This needlessly long film’s running time is devoted to one third plot exposition and character building, and two thirds action, but it’s the action which I go to see and where I have the biggest gripe. As mentioned, it looks and feels the same as most other mega budget films from the past seven years which on its own is disappointing enough, but considering this is coming off of Captain America: The Winter Soldier, the most recent film featuring an Avenger, Joss Whedon has taken a giant step back, just when I hoped Marvel had turned a corner. The Winter Soldier was such a pleasant surprise with the handling of its many action sequences that it ended up being in my top 35 films of 2014 – from a total of 134 titles. Everything that film did so right with its action scenes, especially in the first two thirds, The Avengers: Age Of Ultron seems to purposefully go in the opposite direction.
If you’re looking for a comic book ‘nerd’ view of this film then by now you’ve probably gathered that isn’t my angle; I’m interested in discussing the film making only.
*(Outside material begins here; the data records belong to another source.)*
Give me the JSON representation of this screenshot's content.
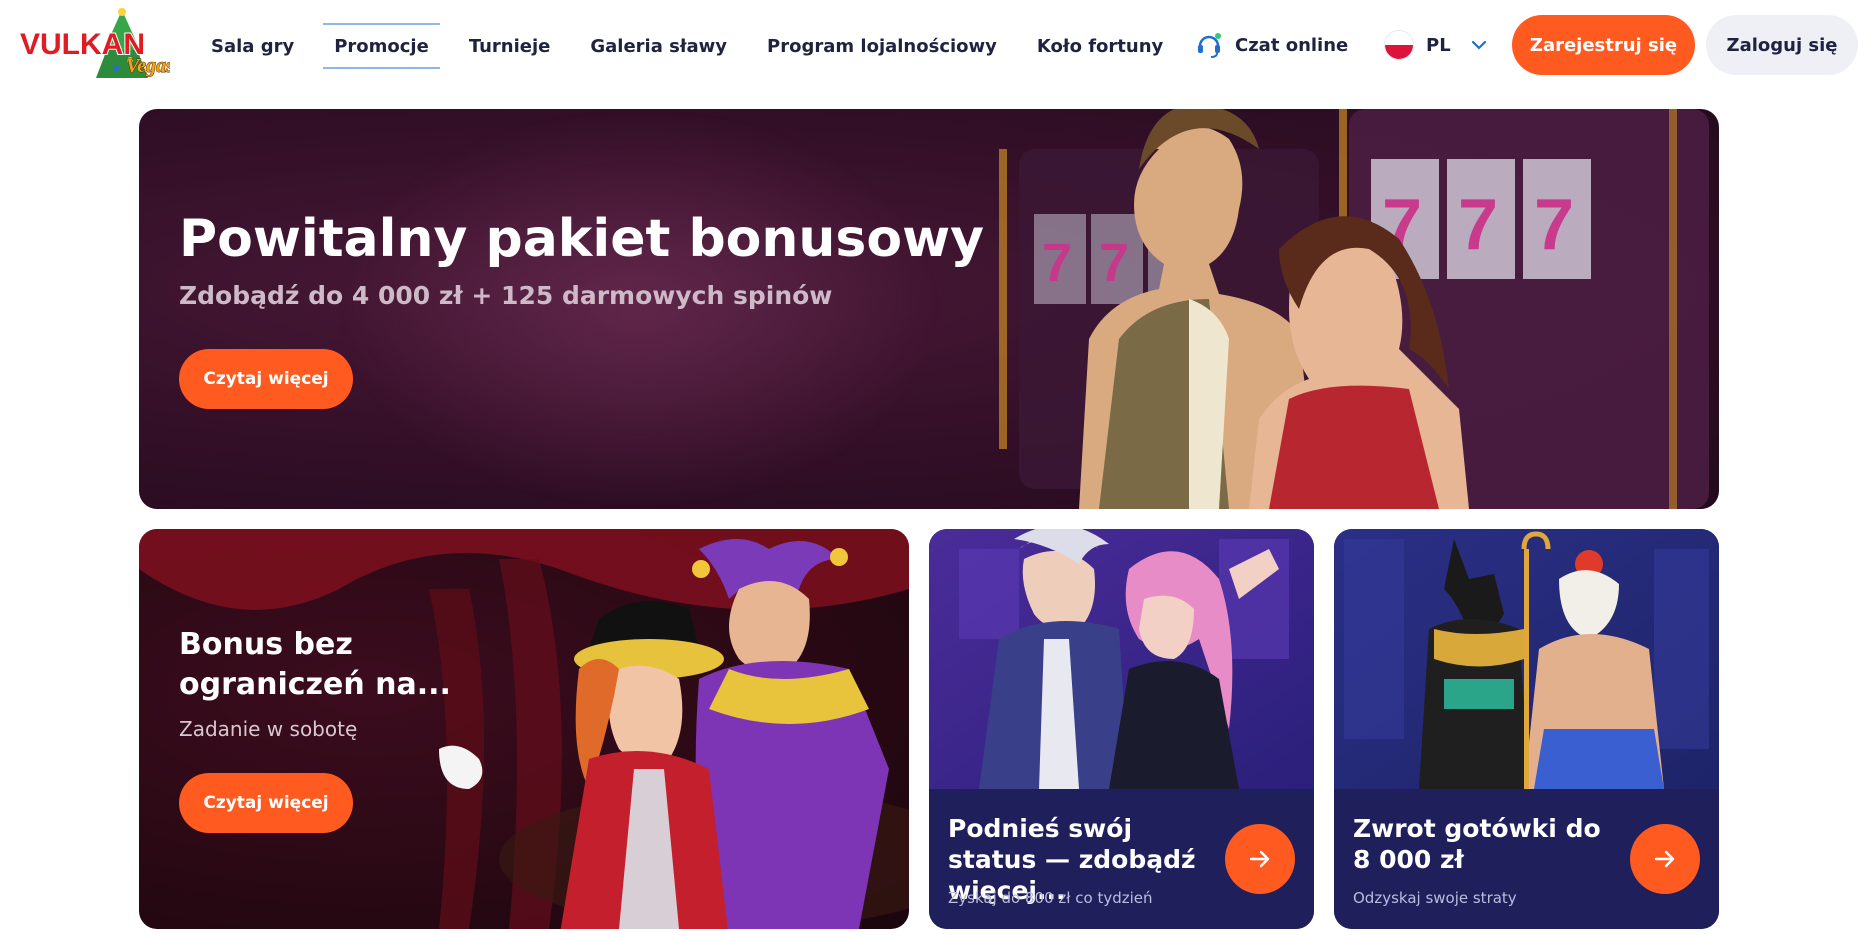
{
  "brand": {
    "name": "VULKAN",
    "sub": "Vegas"
  },
  "nav": {
    "items": [
      {
        "label": "Sala gry"
      },
      {
        "label": "Promocje"
      },
      {
        "label": "Turnieje"
      },
      {
        "label": "Galeria sławy"
      },
      {
        "label": "Program lojalnościowy"
      },
      {
        "label": "Koło fortuny"
      }
    ],
    "active_index": 1
  },
  "chat": {
    "label": "Czat online"
  },
  "language": {
    "code": "PL"
  },
  "auth": {
    "register_label": "Zarejestruj się",
    "login_label": "Zaloguj się"
  },
  "hero": {
    "title": "Powitalny pakiet bonusowy",
    "subtitle": "Zdobądź do 4 000 zł + 125 darmowych spinów",
    "button": "Czytaj więcej"
  },
  "cards": [
    {
      "title": "Bonus bez ograniczeń na...",
      "subtitle": "Zadanie w sobotę",
      "button": "Czytaj więcej"
    },
    {
      "title": "Podnieś swój status — zdobądź więcej...",
      "subtitle": "Zyskaj do 800 zł co tydzień"
    },
    {
      "title": "Zwrot gotówki do 8 000 zł",
      "subtitle": "Odzyskaj swoje straty"
    }
  ],
  "colors": {
    "accent": "#ff5a1f",
    "text": "#1f2340",
    "active_underline": "#8fb7e8",
    "card_bottom": "#1f1f5c"
  }
}
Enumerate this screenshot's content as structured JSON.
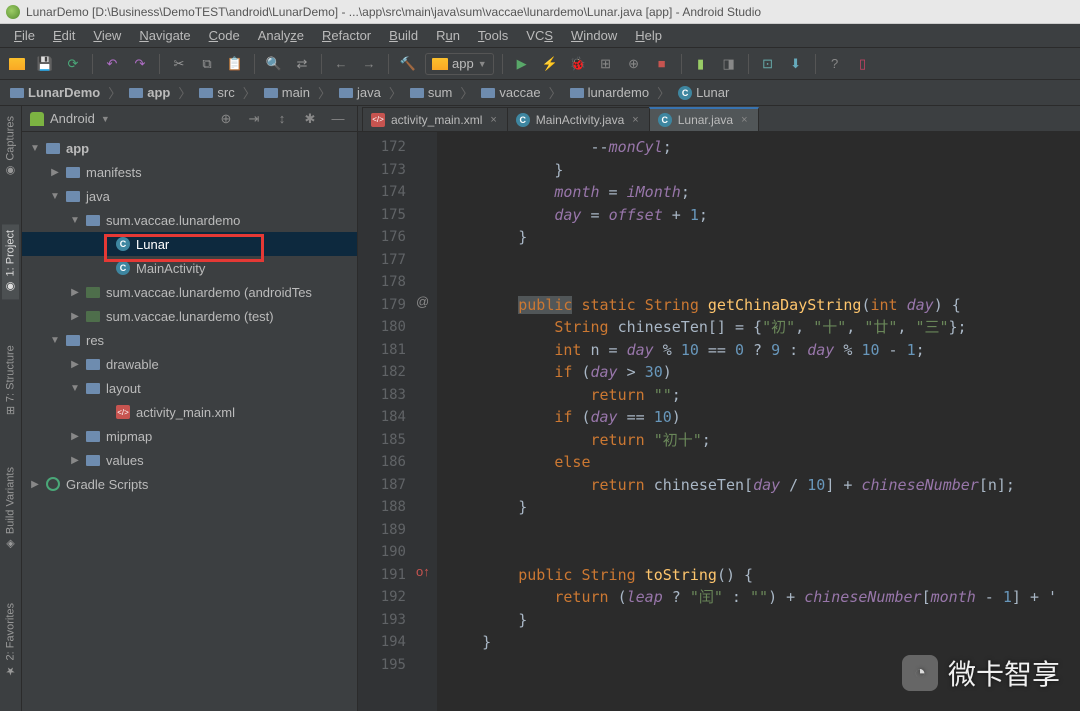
{
  "title": "LunarDemo [D:\\Business\\DemoTEST\\android\\LunarDemo] - ...\\app\\src\\main\\java\\sum\\vaccae\\lunardemo\\Lunar.java [app] - Android Studio",
  "menus": [
    "File",
    "Edit",
    "View",
    "Navigate",
    "Code",
    "Analyze",
    "Refactor",
    "Build",
    "Run",
    "Tools",
    "VCS",
    "Window",
    "Help"
  ],
  "run_config": "app",
  "breadcrumb": [
    "LunarDemo",
    "app",
    "src",
    "main",
    "java",
    "sum",
    "vaccae",
    "lunardemo",
    "Lunar"
  ],
  "panel": {
    "title": "Android"
  },
  "tree": {
    "app": "app",
    "manifests": "manifests",
    "java": "java",
    "pkg_main": "sum.vaccae.lunardemo",
    "lunar": "Lunar",
    "main_activity": "MainActivity",
    "pkg_atest": "sum.vaccae.lunardemo (androidTes",
    "pkg_test": "sum.vaccae.lunardemo (test)",
    "res": "res",
    "drawable": "drawable",
    "layout": "layout",
    "layout_file": "activity_main.xml",
    "mipmap": "mipmap",
    "values": "values",
    "gradle": "Gradle Scripts"
  },
  "tabs": [
    {
      "name": "activity_main.xml",
      "type": "xml"
    },
    {
      "name": "MainActivity.java",
      "type": "class"
    },
    {
      "name": "Lunar.java",
      "type": "class",
      "active": true
    }
  ],
  "sidetabs": {
    "captures": "Captures",
    "project": "1: Project",
    "structure": "7: Structure",
    "variants": "Build Variants",
    "favorites": "2: Favorites"
  },
  "gutter": {
    "start": 172,
    "end": 195,
    "override": 191,
    "anno": 179
  },
  "code_lines": [
    "                --monCyl;",
    "            }",
    "            month = iMonth;",
    "            day = offset + 1;",
    "        }",
    "",
    "",
    "        public static String getChinaDayString(int day) {",
    "            String chineseTen[] = {\"初\", \"十\", \"廿\", \"三\"};",
    "            int n = day % 10 == 0 ? 9 : day % 10 - 1;",
    "            if (day > 30)",
    "                return \"\";",
    "            if (day == 10)",
    "                return \"初十\";",
    "            else",
    "                return chineseTen[day / 10] + chineseNumber[n];",
    "        }",
    "",
    "",
    "        public String toString() {",
    "            return (leap ? \"闰\" : \"\") + chineseNumber[month - 1] + '",
    "        }",
    "    }",
    ""
  ],
  "watermark": "微卡智享"
}
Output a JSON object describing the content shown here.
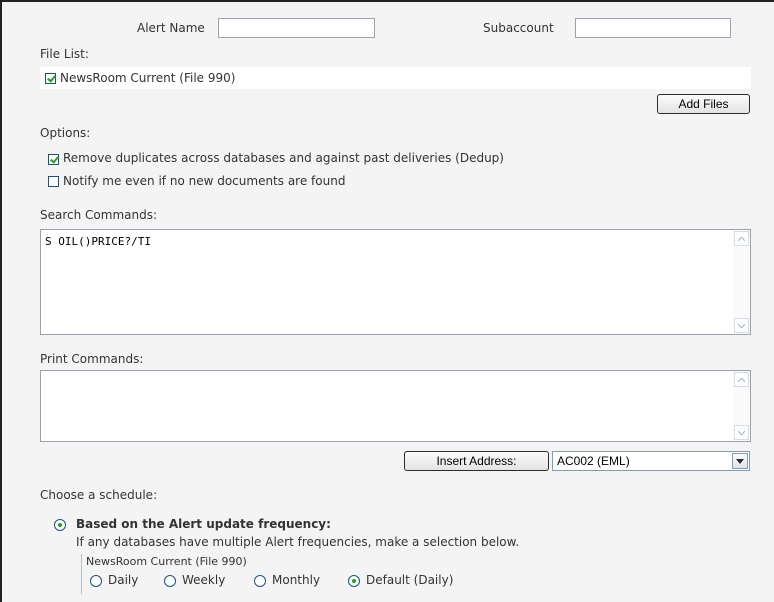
{
  "alert_name": {
    "label": "Alert Name",
    "value": ""
  },
  "subaccount": {
    "label": "Subaccount",
    "value": ""
  },
  "file_list": {
    "label": "File List:",
    "items": [
      {
        "label": "NewsRoom Current (File 990)",
        "checked": true
      }
    ],
    "add_button": "Add Files"
  },
  "options": {
    "label": "Options:",
    "dedup": {
      "label": "Remove duplicates across databases and against past deliveries (Dedup)",
      "checked": true
    },
    "notify": {
      "label": "Notify me even if no new documents are found",
      "checked": false
    }
  },
  "search_commands": {
    "label": "Search Commands:",
    "value": "S OIL()PRICE?/TI"
  },
  "print_commands": {
    "label": "Print Commands:",
    "value": ""
  },
  "insert_address": {
    "button": "Insert Address:",
    "selected": "AC002 (EML)"
  },
  "schedule": {
    "label": "Choose a schedule:",
    "option_frequency": {
      "title": "Based on the Alert update frequency:",
      "hint": "If any databases have multiple Alert frequencies, make a selection below.",
      "database": "NewsRoom Current (File 990)",
      "choices": [
        "Daily",
        "Weekly",
        "Monthly",
        "Default (Daily)"
      ],
      "selected": "Default (Daily)"
    }
  },
  "icons": {
    "scroll_up": "scroll-up-arrow-icon",
    "scroll_down": "scroll-down-arrow-icon",
    "dropdown": "chevron-down-icon"
  },
  "colors": {
    "check": "#21a121",
    "border": "#1c5180"
  }
}
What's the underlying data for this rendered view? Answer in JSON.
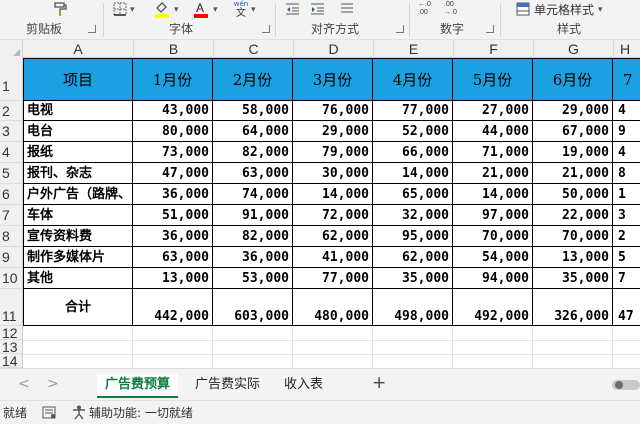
{
  "ribbon": {
    "clipboard": {
      "label": "剪贴板"
    },
    "font": {
      "label": "字体"
    },
    "alignment": {
      "label": "对齐方式"
    },
    "number": {
      "label": "数字"
    },
    "styles": {
      "label": "样式",
      "cell_styles_label": "单元格样式"
    },
    "wen_icon_text": "wén",
    "wen_icon_char": "文",
    "accent_colors": {
      "highlight": "#ffff00",
      "font_color": "#ff0000"
    }
  },
  "columns": [
    "A",
    "B",
    "C",
    "D",
    "E",
    "F",
    "G",
    "H"
  ],
  "rows": [
    "1",
    "2",
    "3",
    "4",
    "5",
    "6",
    "7",
    "8",
    "9",
    "10",
    "11",
    "12",
    "13",
    "14"
  ],
  "sheet": {
    "headers": [
      "项目",
      "1月份",
      "2月份",
      "3月份",
      "4月份",
      "5月份",
      "6月份",
      "7"
    ],
    "header_color": "#1ba1e2",
    "data": [
      {
        "item": "电视",
        "values": [
          "43,000",
          "58,000",
          "76,000",
          "77,000",
          "27,000",
          "29,000",
          "4"
        ]
      },
      {
        "item": "电台",
        "values": [
          "80,000",
          "64,000",
          "29,000",
          "52,000",
          "44,000",
          "67,000",
          "9"
        ]
      },
      {
        "item": "报纸",
        "values": [
          "73,000",
          "82,000",
          "79,000",
          "66,000",
          "71,000",
          "19,000",
          "4"
        ]
      },
      {
        "item": "报刊、杂志",
        "values": [
          "47,000",
          "63,000",
          "30,000",
          "14,000",
          "21,000",
          "21,000",
          "8"
        ]
      },
      {
        "item": "户外广告（路牌、",
        "values": [
          "36,000",
          "74,000",
          "14,000",
          "65,000",
          "14,000",
          "50,000",
          "1"
        ]
      },
      {
        "item": "车体",
        "values": [
          "51,000",
          "91,000",
          "72,000",
          "32,000",
          "97,000",
          "22,000",
          "3"
        ]
      },
      {
        "item": "宣传资料费",
        "values": [
          "36,000",
          "82,000",
          "62,000",
          "95,000",
          "70,000",
          "70,000",
          "2"
        ]
      },
      {
        "item": "制作多媒体片",
        "values": [
          "63,000",
          "36,000",
          "41,000",
          "62,000",
          "54,000",
          "13,000",
          "5"
        ]
      },
      {
        "item": "其他",
        "values": [
          "13,000",
          "53,000",
          "77,000",
          "35,000",
          "94,000",
          "35,000",
          "7"
        ]
      }
    ],
    "total": {
      "item": "合计",
      "values": [
        "442,000",
        "603,000",
        "480,000",
        "498,000",
        "492,000",
        "326,000",
        "47"
      ]
    }
  },
  "tabs": [
    {
      "label": "广告费预算",
      "active": true
    },
    {
      "label": "广告费实际",
      "active": false
    },
    {
      "label": "收入表",
      "active": false
    }
  ],
  "tab_nav": {
    "prev": "<",
    "next": ">",
    "add": "+"
  },
  "status": {
    "ready": "就绪",
    "accessibility": "辅助功能: 一切就绪"
  },
  "theme": {
    "accent": "#107c41"
  }
}
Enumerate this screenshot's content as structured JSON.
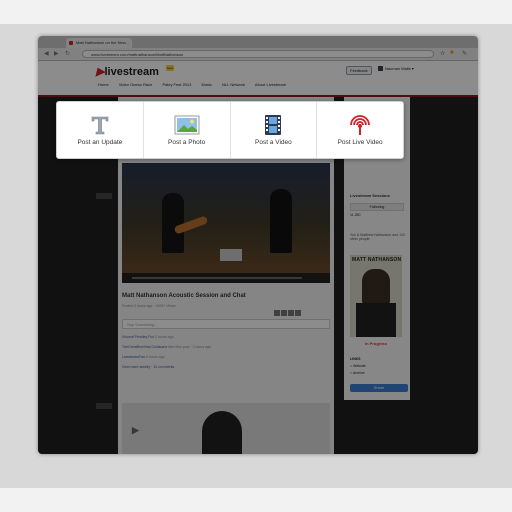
{
  "browser": {
    "tab_title": "Matt Nathanson on the New...",
    "url": "www.livestream.com/mattnathanson/MattNathanson"
  },
  "site": {
    "logo": "livestream",
    "beta_badge": "beta",
    "nav": [
      "Home",
      "Video Ocean Race",
      "Paley Fest 2013",
      "Music",
      "NLL Network",
      "About Livestream"
    ],
    "feedback": "Feedback",
    "user": "Nauman Malik"
  },
  "post": {
    "title": "Matt Nathanson Acoustic Session and Chat",
    "meta": "Posted 3 hours ago · 1000+ Views",
    "comment_placeholder": "Say Something...",
    "activity": [
      {
        "name": "Vincent Pendley Fox",
        "time": "2 hours ago"
      },
      {
        "name": "TheGreatBlueVisa Guillaume",
        "time": "liked this post · 2 hours ago"
      },
      {
        "name": "LivestreamFan",
        "time": "6 hours ago"
      }
    ],
    "view_all": "View more activity · 10 comments"
  },
  "sidebar": {
    "channel": "Livestream Sessions",
    "follow_btn": "Following",
    "stats": "11,280",
    "text": "You & Matthew Nathanson and 100 other people.",
    "poster_name": "MATT NATHANSON",
    "status": "In Progress",
    "links_title": "LINKS",
    "links": [
      "Website",
      "Archive"
    ],
    "share": "Share"
  },
  "modal": {
    "options": [
      {
        "label": "Post an Update",
        "icon": "text-icon"
      },
      {
        "label": "Post a Photo",
        "icon": "photo-icon"
      },
      {
        "label": "Post a Video",
        "icon": "film-icon"
      },
      {
        "label": "Post Live Video",
        "icon": "broadcast-icon"
      }
    ]
  },
  "colors": {
    "brand_red": "#d1232a",
    "overlay": "rgba(0,0,0,0.45)",
    "share_blue": "#3b7fd1"
  }
}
There’ll be no “wasn’t it awesome when Hulk did X,Y, and Z because he’s Hulk” or orgasms over post-credit scenes or how Ultron has evolved since his first appearance in The Avengers issue #55.
I say this because, even though I’m all for a film paying service to the legions of fans who flock to cinemas worldwide in their droves to see Iron Man in his Hulkbuster armour fighting the Hulk, the extended scene of carnage which sees an entire skyscraper flatten and countless vehicles and properties destroyed is insanely stupid. The reasons why Bruce Banner A) turns into the Hulk here B) doesn’t go help his fellow Avengers once he has turned C) cannot control his rage in this one scene yet can channel it in every other instance in the movie and D) why Iron Man even needs a special suit to battle the Hulk BASED ON THE INFORMATION PROVIDED IN THE FILM is never explained. But who cares when two CGI characters based on Marvel comics get to fight, right?
Quite why every character in the film talks the same way which cocky one liners and endless banter regardless if they’re from another planet or New York City is a topic for another review, because these traits never seem to change. Why the villain talks that way, however, is unacceptable; but hey, he’s Ultron and he’s based on a Marvel comic book character, so let’s ignore little niggles like dialogue and character.